Baroness Sharp of Guildford

My Lords, is the Minister aware that, far from what he said, the present arrangements for student finance are not working well? Real poverty is being experienced by many students at our universities and harm caused to their studies by having to combine full-time education with part-time work. Given the Government's anxiety to increase access to higher education for a large number of people who are less well off, has the Minister given consideration to whether Cubie-style arrangements should be adopted in England?

Lord McIntosh of Haringey

My Lords, the Secretary of State for Education was able last week to announce a £68 million package of improvements in student provision, in particular for mature students and those from the most deprived backgrounds. It includes greater access to funds, better access to hardship funds and loans, childcare and school meals provision for mature students and an increase in the threshold of payments from £17,370 to £20,000. That indicates that the noble Baroness may well have been right: that our student provision was not adequate until now. However, we can claim that we have made significant improvements to that provision by the package we announced last week.

Lord Molyneaux of Killead

My Lords, whatever the status of Northern Ireland may prove to be before the end of the week, will the Minister ensure that the legitimate concerns and hardships of students from Northern Ireland will not in any circumstances be disregarded by Her Majesty's Government? The position was set out by the noble Lord, Lord Shore.

Lord McIntosh of Haringey

My Lords, in so far as it is within our power, I am sure we would wish to give the assurance the noble Lord seeks.

Lord Pearson of Rannoch

My Lords, if the Minister is right and the discrimination referred to in the Question is not determined in the final analysis by European Union rules, why do not the Government remove that discrimination? Do they approve of it?

Lord McIntosh of Haringey
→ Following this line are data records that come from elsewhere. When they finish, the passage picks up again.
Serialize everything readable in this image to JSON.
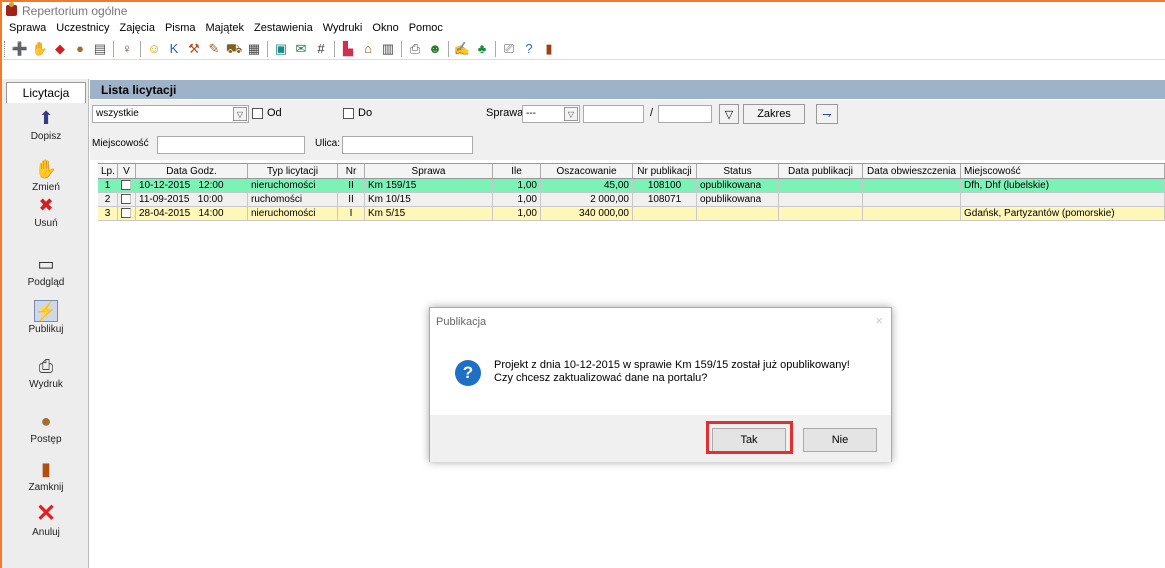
{
  "window": {
    "title": "Repertorium ogólne"
  },
  "menu": [
    "Sprawa",
    "Uczestnicy",
    "Zajęcia",
    "Pisma",
    "Majątek",
    "Zestawienia",
    "Wydruki",
    "Okno",
    "Pomoc"
  ],
  "sidebar": {
    "tab": "Licytacja",
    "items": [
      {
        "label": "Dopisz",
        "icon": "add-icon"
      },
      {
        "label": "Zmień",
        "icon": "edit-hand-icon"
      },
      {
        "label": "Usuń",
        "icon": "delete-icon"
      },
      {
        "label": "Podgląd",
        "icon": "preview-icon"
      },
      {
        "label": "Publikuj",
        "icon": "publish-icon"
      },
      {
        "label": "Wydruk",
        "icon": "printer-icon"
      },
      {
        "label": "Postęp",
        "icon": "progress-icon"
      },
      {
        "label": "Zamknij",
        "icon": "exit-door-icon"
      },
      {
        "label": "Anuluj",
        "icon": "cancel-x-icon"
      }
    ]
  },
  "panel": {
    "title": "Lista licytacji"
  },
  "filters": {
    "scope_value": "wszystkie",
    "od_label": "Od",
    "do_label": "Do",
    "sprawa_label": "Sprawa",
    "sprawa_value": "---",
    "slash": "/",
    "zakres_label": "Zakres",
    "miejscowosc_label": "Miejscowość",
    "ulica_label": "Ulica:"
  },
  "table": {
    "headers": [
      "Lp.",
      "V",
      "Data   Godz.",
      "Typ licytacji",
      "Nr",
      "Sprawa",
      "Ile",
      "Oszacowanie",
      "Nr publikacji",
      "Status",
      "Data publikacji",
      "Data obwieszczenia",
      "Miejscowość"
    ],
    "rows": [
      {
        "lp": "1",
        "date": "10-12-2015",
        "time": "12:00",
        "type": "nieruchomości",
        "nr": "II",
        "sprawa": "Km 159/15",
        "ile": "1,00",
        "osz": "45,00",
        "nrpub": "108100",
        "status": "opublikowana",
        "datapub": "",
        "dataobw": "",
        "miejsc": "Dfh, Dhf (lubelskie)"
      },
      {
        "lp": "2",
        "date": "11-09-2015",
        "time": "10:00",
        "type": "ruchomości",
        "nr": "II",
        "sprawa": "Km 10/15",
        "ile": "1,00",
        "osz": "2 000,00",
        "nrpub": "108071",
        "status": "opublikowana",
        "datapub": "",
        "dataobw": "",
        "miejsc": ""
      },
      {
        "lp": "3",
        "date": "28-04-2015",
        "time": "14:00",
        "type": "nieruchomości",
        "nr": "I",
        "sprawa": "Km 5/15",
        "ile": "1,00",
        "osz": "340 000,00",
        "nrpub": "",
        "status": "",
        "datapub": "",
        "dataobw": "",
        "miejsc": "Gdańsk, Partyzantów (pomorskie)"
      }
    ]
  },
  "dialog": {
    "title": "Publikacja",
    "line1": "Projekt z dnia 10-12-2015 w sprawie Km 159/15 został już opublikowany!",
    "line2": "Czy chcesz zaktualizować dane na portalu?",
    "yes": "Tak",
    "no": "Nie",
    "close": "×",
    "icon": "?"
  },
  "colors": {
    "accent_border": "#f07a2e",
    "panel_header": "#9fb3c8",
    "row_selected": "#7cf3b6",
    "row_pending": "#fff7b8",
    "highlight": "#e52e2e"
  }
}
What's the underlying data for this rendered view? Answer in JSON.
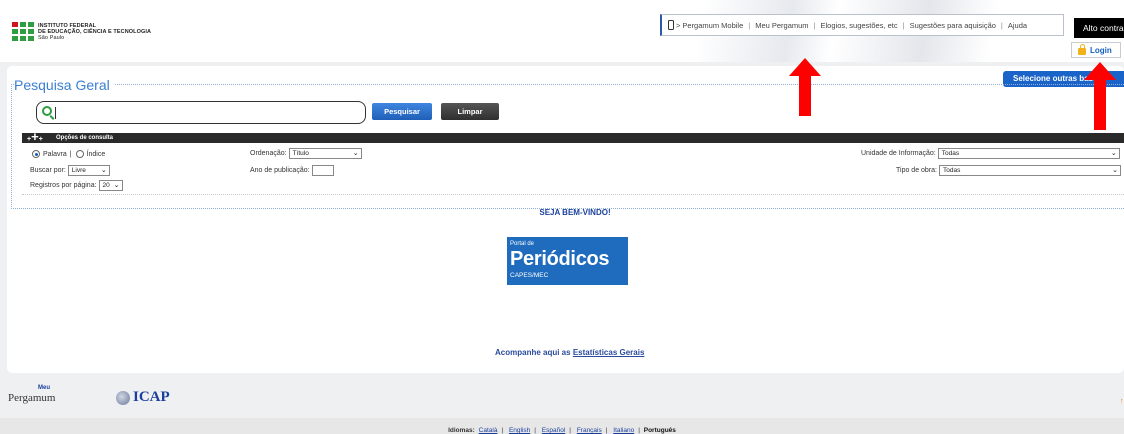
{
  "header": {
    "logo": {
      "line1": "INSTITUTO FEDERAL",
      "line2": "DE EDUCAÇÃO, CIÊNCIA E TECNOLOGIA",
      "line3": "São Paulo"
    },
    "links": [
      "Pergamum Mobile",
      "Meu Pergamum",
      "Elogios, sugestões, etc",
      "Sugestões para aquisição",
      "Ajuda"
    ],
    "contrast_label": "Alto contraste",
    "login_label": "Login"
  },
  "search": {
    "title": "Pesquisa Geral",
    "other_bases_label": "Selecione outras bases",
    "input_value": "",
    "search_button": "Pesquisar",
    "clear_button": "Limpar",
    "options_label": "Opções de consulta",
    "radio_word": "Palavra",
    "radio_index": "Índice",
    "search_by_label": "Buscar por:",
    "search_by_value": "Livre",
    "per_page_label": "Registros por página:",
    "per_page_value": "20",
    "order_label": "Ordenação:",
    "order_value": "Título",
    "year_label": "Ano de publicação:",
    "unit_label": "Unidade de Informação:",
    "unit_value": "Todas",
    "work_type_label": "Tipo de obra:",
    "work_type_value": "Todas"
  },
  "welcome": "SEJA BEM-VINDO!",
  "periodicos": {
    "line1": "Portal de",
    "line2": "Periódicos",
    "line3": "CAPES/MEC"
  },
  "stats": {
    "prefix": "Acompanhe aqui as",
    "link": "Estatísticas Gerais"
  },
  "footer": {
    "pergamum_meu": "Meu",
    "pergamum_text": "Pergamum",
    "icap_text": "ICAP",
    "languages_label": "Idiomas:",
    "languages": [
      "Català",
      "English",
      "Español",
      "Français",
      "Italiano"
    ],
    "current_language": "Português"
  },
  "colors": {
    "accent_blue": "#1a63c9",
    "if_green": "#2f9e41",
    "if_red": "#cd191e",
    "annotation_red": "#ff0000"
  }
}
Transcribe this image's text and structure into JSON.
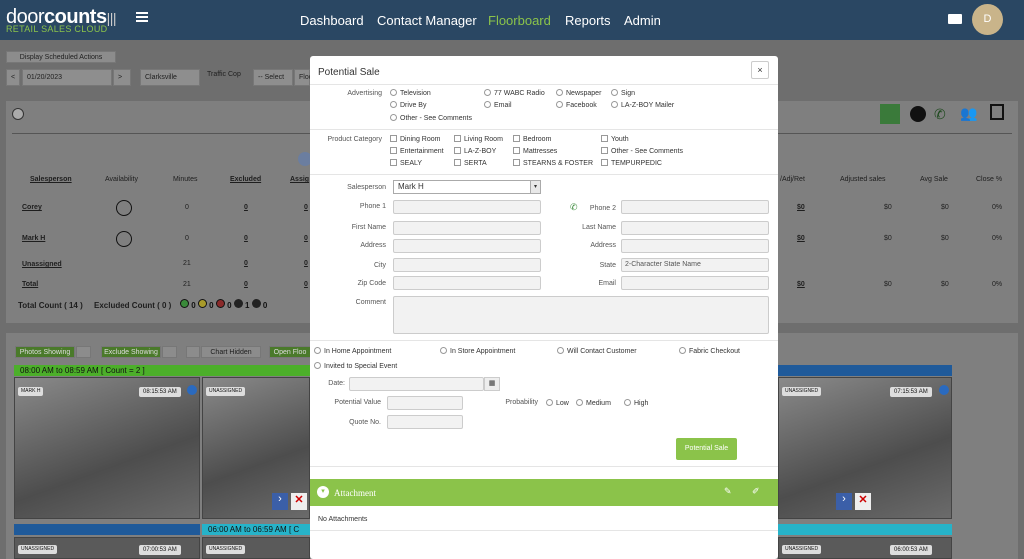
{
  "nav": {
    "logo_main_light": "door",
    "logo_main_bold": "counts",
    "logo_sub": "RETAIL SALES CLOUD",
    "links": [
      "Dashboard",
      "Contact Manager",
      "Floorboard",
      "Reports",
      "Admin"
    ],
    "active": "Floorboard",
    "avatar_initial": "D"
  },
  "controls": {
    "scheduled_btn": "Display Scheduled Actions",
    "prev": "<",
    "date": "01/20/2023",
    "next": ">",
    "location": "Clarksville",
    "traffic_label": "Traffic Cop",
    "traffic_select": "-- Select",
    "floor_select": "Floo"
  },
  "table": {
    "headers": [
      "Salesperson",
      "Availability",
      "Minutes",
      "Excluded",
      "Assig",
      "/Adj/Ret",
      "Adjusted sales",
      "Avg Sale",
      "Close %"
    ],
    "rows": [
      {
        "name": "Corey",
        "minutes": "0",
        "excluded": "0",
        "assigned": "0",
        "adj": "$0",
        "sales": "$0",
        "avg": "$0",
        "close": "0%"
      },
      {
        "name": "Mark H",
        "minutes": "0",
        "excluded": "0",
        "assigned": "0",
        "adj": "$0",
        "sales": "$0",
        "avg": "$0",
        "close": "0%"
      },
      {
        "name": "Unassigned",
        "minutes": "21",
        "excluded": "0",
        "assigned": "0",
        "adj": "",
        "sales": "",
        "avg": "",
        "close": ""
      },
      {
        "name": "Total",
        "minutes": "21",
        "excluded": "0",
        "assigned": "0",
        "adj": "$0",
        "sales": "$0",
        "avg": "$0",
        "close": "0%"
      }
    ],
    "total_count": "Total Count ( 14 )",
    "excluded_count": "Excluded Count ( 0 )",
    "badge_counts": [
      "0",
      "0",
      "0",
      "1",
      "0"
    ]
  },
  "toggles": {
    "photos": "Photos Showing",
    "exclude": "Exclude Showing",
    "chart": "Chart Hidden",
    "floor": "Open Floo"
  },
  "cameras": {
    "group1": "08:00 AM to 08:59 AM [ Count = 2 ]",
    "group2": "06:00 AM to 06:59 AM [ C",
    "cam1_name": "MARK H",
    "cam1_time": "08:15:53 AM",
    "cam2_name": "UNASSIGNED",
    "cam3_name": "UNASSIGNED",
    "cam3_time": "07:15:53 AM",
    "bottom": [
      {
        "name": "UNASSIGNED",
        "time": "07:00:53 AM"
      },
      {
        "name": "UNASSIGNED",
        "time": ""
      },
      {
        "name": "",
        "time": "06:45:53 AM"
      },
      {
        "name": "UNASSIGNED",
        "time": "06:30:53 AM"
      },
      {
        "name": "UNASSIGNED",
        "time": "06:15:54 AM"
      },
      {
        "name": "UNASSIGNED",
        "time": "06:00:53 AM"
      }
    ]
  },
  "modal": {
    "title": "Potential Sale",
    "close": "×",
    "advertising_label": "Advertising",
    "advertising": [
      "Television",
      "77 WABC Radio",
      "Newspaper",
      "Sign",
      "Drive By",
      "Email",
      "Facebook",
      "LA-Z-BOY Mailer",
      "Other - See Comments"
    ],
    "product_label": "Product Category",
    "products": [
      "Dining Room",
      "Living Room",
      "Bedroom",
      "Youth",
      "Entertainment",
      "LA-Z-BOY",
      "Mattresses",
      "Other - See Comments",
      "SEALY",
      "SERTA",
      "STEARNS & FOSTER",
      "TEMPURPEDIC"
    ],
    "salesperson_label": "Salesperson",
    "salesperson_value": "Mark H",
    "phone1": "Phone 1",
    "phone2": "Phone 2",
    "first_name": "First Name",
    "last_name": "Last Name",
    "address": "Address",
    "address2": "Address",
    "city": "City",
    "state": "State",
    "state_placeholder": "2-Character State Name",
    "zip": "Zip Code",
    "email": "Email",
    "comment": "Comment",
    "appointments": [
      "In Home Appointment",
      "In Store Appointment",
      "Will Contact Customer",
      "Fabric Checkout",
      "Invited to Special Event"
    ],
    "date_label": "Date:",
    "potential_value": "Potential Value",
    "probability": "Probability",
    "prob_options": [
      "Low",
      "Medium",
      "High"
    ],
    "quote": "Quote No.",
    "submit": "Potential Sale",
    "attachment": "Attachment",
    "no_attachments": "No Attachments"
  }
}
My Lords, I said that the provision made for students of this country in England, Wales, Northern Ireland and Scotland is determined because we think that that provision is right, not because of European rules. We have no desire to change it.

Earl Russell

My Lords, will the Minister remind the noble Lord, Lord Shore, and the noble Lord, Lord Pearson of Rannoch, that the original King Charles' head was not the property of Charles de Gaulle?

Lord McIntosh of Haringey

My Lords, I do not reply to noble Lords' jokes, when I cannot match them.

Lord Mackay of Ardbrecknish

My Lords, does the Minister remember my grandchildren?

Noble Lords


Lord Mackay off Ardbrecknish

My Lords, does the noble Lord believe that it is fair and not discriminatory that my Italian grandchild can now have a free university education in Scotland whereas my grandchild in Kent will have to pay £4,000 despite the fact that her parents are taxpayers in the same United Kingdom?

Lord McIntosh of Haringey

My Lords, I am trying desperately to remember the Italian and Scottish towns to which the noble Lord referred. I think that it must be Ecclefechan but I cannot remember the Italian town.

No. The provision made for European students is in accordance with European Union rules. The provision made for students resident in England and Wales is in accordance with the decisions of this Government, and no one else.

Lord Sewel

My Lords, does the Minister accept that in certain policy areas devolved to the Scottish Parliament there will be differences in policy pursued by the Scottish Parliament from those of the Parliament at Westminster? It is a matter of diversity rather than discrimination. This House welcomed the concept of devolution. It should be encouraged as a strengthening rather than a weakening of the Union.

Lord McIntosh of Haringey

My Lords, I have sought to persuade noble Lords opposite of that point for some time. The fundamental point underlying this debate is that governments of England and Wales, and Scotland, have recognised that our responsibilities to students extend beyond the full-time young students to mature and part-time students. That is what the package covers.